(Work instructions)
Print out every entry, keeping each line identical to the original.

╭──

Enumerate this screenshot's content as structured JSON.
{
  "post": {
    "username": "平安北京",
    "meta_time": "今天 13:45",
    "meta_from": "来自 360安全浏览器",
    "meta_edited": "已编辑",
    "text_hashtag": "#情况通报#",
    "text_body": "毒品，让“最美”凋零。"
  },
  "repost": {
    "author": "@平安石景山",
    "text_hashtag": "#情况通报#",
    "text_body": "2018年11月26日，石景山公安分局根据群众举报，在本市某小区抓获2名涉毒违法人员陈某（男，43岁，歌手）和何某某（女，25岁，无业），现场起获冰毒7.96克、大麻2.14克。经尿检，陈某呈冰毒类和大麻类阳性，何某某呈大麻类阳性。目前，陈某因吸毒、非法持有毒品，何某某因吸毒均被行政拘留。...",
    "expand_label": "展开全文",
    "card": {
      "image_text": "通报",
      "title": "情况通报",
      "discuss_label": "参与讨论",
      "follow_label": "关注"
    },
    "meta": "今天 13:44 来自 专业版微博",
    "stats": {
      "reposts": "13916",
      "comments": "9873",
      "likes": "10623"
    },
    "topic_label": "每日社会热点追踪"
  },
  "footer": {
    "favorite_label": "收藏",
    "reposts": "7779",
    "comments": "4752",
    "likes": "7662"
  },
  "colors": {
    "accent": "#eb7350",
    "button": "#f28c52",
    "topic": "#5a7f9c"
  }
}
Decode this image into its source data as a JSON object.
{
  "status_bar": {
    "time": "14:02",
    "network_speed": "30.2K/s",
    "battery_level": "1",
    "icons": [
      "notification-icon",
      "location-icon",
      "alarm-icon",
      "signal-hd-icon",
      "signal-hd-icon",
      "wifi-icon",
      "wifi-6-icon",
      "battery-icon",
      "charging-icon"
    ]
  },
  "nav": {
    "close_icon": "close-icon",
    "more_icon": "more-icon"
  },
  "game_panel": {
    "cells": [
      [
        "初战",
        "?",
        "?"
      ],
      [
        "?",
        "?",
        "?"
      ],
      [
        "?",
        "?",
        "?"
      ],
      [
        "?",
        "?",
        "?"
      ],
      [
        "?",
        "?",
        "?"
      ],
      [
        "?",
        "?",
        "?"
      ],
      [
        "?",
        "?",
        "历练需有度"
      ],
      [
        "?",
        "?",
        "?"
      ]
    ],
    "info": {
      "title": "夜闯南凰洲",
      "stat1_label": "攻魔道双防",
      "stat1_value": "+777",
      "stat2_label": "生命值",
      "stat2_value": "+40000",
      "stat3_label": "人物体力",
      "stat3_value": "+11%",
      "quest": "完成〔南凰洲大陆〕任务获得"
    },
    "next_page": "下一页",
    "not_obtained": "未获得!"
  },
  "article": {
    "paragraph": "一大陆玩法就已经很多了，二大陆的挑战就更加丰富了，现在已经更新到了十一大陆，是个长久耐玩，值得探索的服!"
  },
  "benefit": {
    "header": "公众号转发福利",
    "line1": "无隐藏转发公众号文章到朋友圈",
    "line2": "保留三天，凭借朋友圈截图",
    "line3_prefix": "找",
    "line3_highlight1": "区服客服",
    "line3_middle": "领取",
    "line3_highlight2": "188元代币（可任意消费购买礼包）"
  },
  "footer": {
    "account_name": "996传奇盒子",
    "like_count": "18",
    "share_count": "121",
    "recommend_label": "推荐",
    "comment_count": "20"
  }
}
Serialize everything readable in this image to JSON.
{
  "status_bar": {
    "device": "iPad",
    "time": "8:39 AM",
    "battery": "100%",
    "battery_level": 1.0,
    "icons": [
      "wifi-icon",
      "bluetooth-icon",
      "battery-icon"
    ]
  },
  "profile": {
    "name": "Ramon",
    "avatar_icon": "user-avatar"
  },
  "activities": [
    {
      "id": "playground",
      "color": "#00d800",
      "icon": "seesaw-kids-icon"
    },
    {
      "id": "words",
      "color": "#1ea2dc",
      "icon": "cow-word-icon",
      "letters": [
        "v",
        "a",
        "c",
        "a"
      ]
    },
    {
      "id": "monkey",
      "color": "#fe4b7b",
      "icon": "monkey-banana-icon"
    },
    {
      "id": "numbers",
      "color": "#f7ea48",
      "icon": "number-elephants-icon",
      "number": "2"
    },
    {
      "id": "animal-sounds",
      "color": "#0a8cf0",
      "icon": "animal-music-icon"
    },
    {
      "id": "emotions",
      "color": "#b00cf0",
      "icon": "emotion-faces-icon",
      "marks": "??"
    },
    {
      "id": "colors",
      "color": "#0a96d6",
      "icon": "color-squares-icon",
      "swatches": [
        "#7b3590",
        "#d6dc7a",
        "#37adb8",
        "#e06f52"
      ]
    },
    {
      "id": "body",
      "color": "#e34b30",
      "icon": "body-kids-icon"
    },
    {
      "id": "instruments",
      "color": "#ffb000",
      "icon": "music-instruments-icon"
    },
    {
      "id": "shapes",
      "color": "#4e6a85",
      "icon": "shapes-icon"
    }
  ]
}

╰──

(Finished exercise)
Enumerate this screenshot's content as structured JSON.
{
  "post": {
    "username": "平安北京",
    "meta_time": "今天 13:45",
    "meta_from": "来自 360安全浏览器",
    "meta_edited": "已编辑",
    "text_hashtag": "#情况通报#",
    "text_body": "毒品，让“最美”凋零。"
  },
  "repost": {
    "author": "@平安石景山",
    "text_hashtag": "#情况通报#",
    "text_body": "2018年11月26日，石景山公安分局根据群众举报，在本市某小区抓获2名涉毒违法人员陈某（男，43岁，歌手）和何某某（女，25岁，无业），现场起获冰毒7.96克、大麻2.14克。经尿检，陈某呈冰毒类和大麻类阳性，何某某呈大麻类阳性。目前，陈某因吸毒、非法持有毒品，何某某因吸毒均被行政拘留。...",
    "expand_label": "展开全文",
    "card": {
      "image_text": "通报",
      "title": "情况通报",
      "discuss_label": "参与讨论",
      "follow_label": "关注"
    },
    "meta": "今天 13:44 来自 专业版微博",
    "stats": {
      "reposts": "13916",
      "comments": "9873",
      "likes": "10623"
    },
    "topic_label": "每日社会热点追踪"
  },
  "footer": {
    "favorite_label": "收藏",
    "reposts": "7779",
    "comments": "4752",
    "likes": "7662"
  },
  "colors": {
    "accent": "#eb7350",
    "button": "#f28c52",
    "topic": "#5a7f9c"
  }
}
Decode this image into its source data as a JSON object.
{
  "status_bar": {
    "time": "14:02",
    "network_speed": "30.2K/s",
    "battery_level": "1",
    "icons": [
      "notification-icon",
      "location-icon",
      "alarm-icon",
      "signal-hd-icon",
      "signal-hd-icon",
      "wifi-icon",
      "wifi-6-icon",
      "battery-icon",
      "charging-icon"
    ]
  },
  "nav": {
    "close_icon": "close-icon",
    "more_icon": "more-icon"
  },
  "game_panel": {
    "cells": [
      [
        "初战",
        "?",
        "?"
      ],
      [
        "?",
        "?",
        "?"
      ],
      [
        "?",
        "?",
        "?"
      ],
      [
        "?",
        "?",
        "?"
      ],
      [
        "?",
        "?",
        "?"
      ],
      [
        "?",
        "?",
        "?"
      ],
      [
        "?",
        "?",
        "历练需有度"
      ],
      [
        "?",
        "?",
        "?"
      ]
    ],
    "info": {
      "title": "夜闯南凰洲",
      "stat1_label": "攻魔道双防",
      "stat1_value": "+777",
      "stat2_label": "生命值",
      "stat2_value": "+40000",
      "stat3_label": "人物体力",
      "stat3_value": "+11%",
      "quest": "完成〔南凰洲大陆〕任务获得"
    },
    "next_page": "下一页",
    "not_obtained": "未获得!"
  },
  "article": {
    "paragraph": "一大陆玩法就已经很多了，二大陆的挑战就更加丰富了，现在已经更新到了十一大陆，是个长久耐玩，值得探索的服!"
  },
  "benefit": {
    "header": "公众号转发福利",
    "line1": "无隐藏转发公众号文章到朋友圈",
    "line2": "保留三天，凭借朋友圈截图",
    "line3_prefix": "找",
    "line3_highlight1": "区服客服",
    "line3_middle": "领取",
    "line3_highlight2": "188元代币（可任意消费购买礼包）"
  },
  "footer": {
    "account_name": "996传奇盒子",
    "like_count": "18",
    "share_count": "121",
    "recommend_label": "推荐",
    "comment_count": "20"
  }
}
Serialize everything readable in this image to JSON.
{
  "status_bar": {
    "device": "iPad",
    "time": "8:39 AM",
    "battery": "100%",
    "battery_level": 1.0,
    "icons": [
      "wifi-icon",
      "bluetooth-icon",
      "battery-icon"
    ]
  },
  "profile": {
    "name": "Ramon",
    "avatar_icon": "user-avatar"
  },
  "activities": [
    {
      "id": "playground",
      "color": "#00d800",
      "icon": "seesaw-kids-icon"
    },
    {
      "id": "words",
      "color": "#1ea2dc",
      "icon": "cow-word-icon",
      "letters": [
        "v",
        "a",
        "c",
        "a"
      ]
    },
    {
      "id": "monkey",
      "color": "#fe4b7b",
      "icon": "monkey-banana-icon"
    },
    {
      "id": "numbers",
      "color": "#f7ea48",
      "icon": "number-elephants-icon",
      "number": "2"
    },
    {
      "id": "animal-sounds",
      "color": "#0a8cf0",
      "icon": "animal-music-icon"
    },
    {
      "id": "emotions",
      "color": "#b00cf0",
      "icon": "emotion-faces-icon",
      "marks": "??"
    },
    {
      "id": "colors",
      "color": "#0a96d6",
      "icon": "color-squares-icon",
      "swatches": [
        "#7b3590",
        "#d6dc7a",
        "#37adb8",
        "#e06f52"
      ]
    },
    {
      "id": "body",
      "color": "#e34b30",
      "icon": "body-kids-icon"
    },
    {
      "id": "instruments",
      "color": "#ffb000",
      "icon": "music-instruments-icon"
    },
    {
      "id": "shapes",
      "color": "#4e6a85",
      "icon": "shapes-icon"
    }
  ]
}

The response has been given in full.